Recep Tayyip Erdogan’s visit comes as Turkey’s ties with the West have cooled over criticism of the purge of alleged coup-plotters.

Before leaving Turkey, Recep Tayyip Erdogan referred to Vladimir Putin as his “friend” and said he wanted to open a new page in relations with Russia.

“This visit strikes me as a new milestone in our bilateral relations, starting again from a clean slate,” he told Russia’s Tass news agency.

Photo Wikipedia

Photo Wikipedia

Vladimir Putin said their talks would cover “the whole range of our relations… including restoring economic ties, combating terrorism”.

After Turkey shot down the Su-24 jet Russia imposed trade sanctions and suspended Russian package tours to Turkey.

In June, the Kremlin said Recep Tayyip Erdogan had apologized for the downing of the jet and had sent a message expressing “sympathy and deep condolences” to the family of the dead pilot.

Then, after the July 15 coup attempt in Turkey, Vladimir Putin expressed support for Recep Tayyip Erdogan. He did not criticize President Erdogan’s crackdown on political opponents and purge of alleged “plotters” in state institutions.

Turkey’s ties with its NATO allies – especially the US – have been strained by disagreements over the Syrian civil war. Turkey’s priority is to weaken the Kurdish separatist forces, while the US is focusing on destroying ISIS.

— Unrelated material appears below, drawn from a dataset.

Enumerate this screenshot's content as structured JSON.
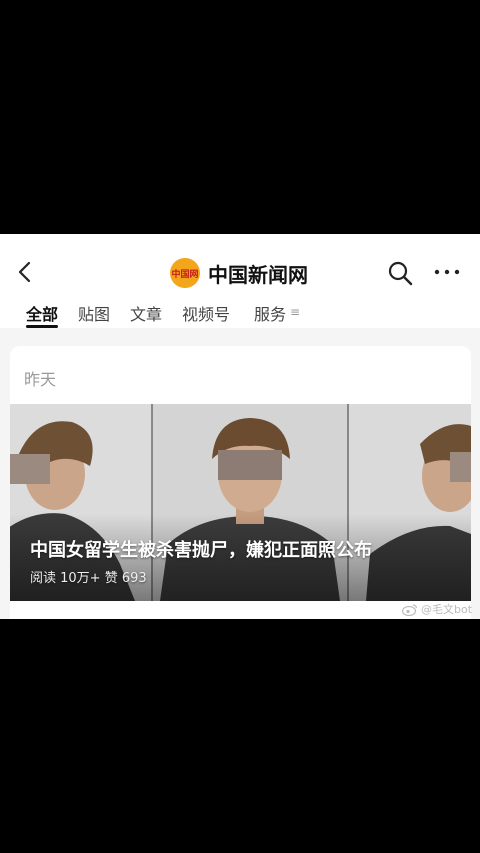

Recep Tayyip Erdogan was angered by criticism from the EU and the US of the mass detentions of suspected plotters. He demanded that the US extradite cleric Fethullah Gulen, whom he accuses of organizing the coup. But the United States says Turkey must provide solid evidence before such a move can be considered.

Turkey’s Justice Minister, Bekir Bozdag, says more than 26,000 people have been detained after the attempted coup.

They back opposing sides in Syria. Turkey is furious at the scale of Russian air support for Syrian government forces, as Recep Tayyip Erdogan reviles Syrian President Bashar al-Assad.

Russia has accused Turkey of backing Islamist anti-Assad groups, including some accused of “terrorism” in Russia.

Turkey is at war with the Kurdistan Workers’ Party (PKK) and the PKK’s Syrian allies. Recep Tayyip Erdogan has accused Russia of arming the PKK.

For centuries Russia and Turkey have been rivals for influence in the Caucasus and Black Sea region.


Turkey was also angered by Russia’s annexation of Crimea in 2014, accusing Moscow of violating the rights of Crimean Tatars. The Muslim Tatars have long had close ties to Turkey.